DIRECTIONS — Which lines of the records contain the word "JSON"? Show each of them.

┄┄┄┄┄┄┄┄┄┄┄┄┄┄┄┄┄┄┄┄

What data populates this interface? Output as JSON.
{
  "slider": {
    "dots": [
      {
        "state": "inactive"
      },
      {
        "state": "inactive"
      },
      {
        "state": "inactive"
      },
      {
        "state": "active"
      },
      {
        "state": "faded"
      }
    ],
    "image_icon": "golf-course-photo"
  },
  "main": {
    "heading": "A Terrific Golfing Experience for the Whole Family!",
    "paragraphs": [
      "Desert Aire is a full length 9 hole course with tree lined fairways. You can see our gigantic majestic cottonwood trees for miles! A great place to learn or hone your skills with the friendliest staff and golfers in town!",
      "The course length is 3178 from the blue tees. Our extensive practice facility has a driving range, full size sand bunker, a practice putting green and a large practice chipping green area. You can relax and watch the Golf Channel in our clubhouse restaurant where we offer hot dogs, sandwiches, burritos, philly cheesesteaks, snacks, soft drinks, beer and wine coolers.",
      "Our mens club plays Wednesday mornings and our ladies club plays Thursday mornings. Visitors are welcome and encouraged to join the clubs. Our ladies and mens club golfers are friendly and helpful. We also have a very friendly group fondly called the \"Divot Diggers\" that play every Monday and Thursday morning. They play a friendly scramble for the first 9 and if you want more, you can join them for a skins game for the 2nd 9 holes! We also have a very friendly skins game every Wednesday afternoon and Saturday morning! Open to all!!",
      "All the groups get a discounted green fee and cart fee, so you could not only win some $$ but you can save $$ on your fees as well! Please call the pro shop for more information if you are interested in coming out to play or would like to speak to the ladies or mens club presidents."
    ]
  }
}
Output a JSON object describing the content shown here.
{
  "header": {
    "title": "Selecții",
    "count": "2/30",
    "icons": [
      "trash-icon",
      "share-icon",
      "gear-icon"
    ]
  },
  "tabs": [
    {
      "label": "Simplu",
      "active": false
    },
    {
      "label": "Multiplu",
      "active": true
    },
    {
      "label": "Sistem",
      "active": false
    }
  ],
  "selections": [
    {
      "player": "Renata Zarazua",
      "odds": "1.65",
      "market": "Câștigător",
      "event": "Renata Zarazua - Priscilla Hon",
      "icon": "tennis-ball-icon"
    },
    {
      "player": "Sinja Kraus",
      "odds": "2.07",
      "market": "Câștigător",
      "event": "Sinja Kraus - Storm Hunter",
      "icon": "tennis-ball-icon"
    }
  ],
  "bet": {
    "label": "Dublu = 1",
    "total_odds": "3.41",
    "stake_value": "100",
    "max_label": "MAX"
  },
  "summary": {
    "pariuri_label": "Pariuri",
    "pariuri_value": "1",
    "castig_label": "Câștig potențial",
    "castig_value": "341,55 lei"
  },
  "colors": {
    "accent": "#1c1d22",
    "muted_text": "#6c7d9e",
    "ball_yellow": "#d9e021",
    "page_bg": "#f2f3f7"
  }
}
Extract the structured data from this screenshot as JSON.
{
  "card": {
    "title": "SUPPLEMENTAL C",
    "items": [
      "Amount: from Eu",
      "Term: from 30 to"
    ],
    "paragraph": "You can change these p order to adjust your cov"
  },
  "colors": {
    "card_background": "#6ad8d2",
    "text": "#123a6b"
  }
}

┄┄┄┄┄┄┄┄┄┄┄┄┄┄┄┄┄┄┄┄

TASK OUTPUT —
What data populates this interface? Output as JSON.
Output a JSON object describing the content shown here.
Extract the structured data from this screenshot as JSON.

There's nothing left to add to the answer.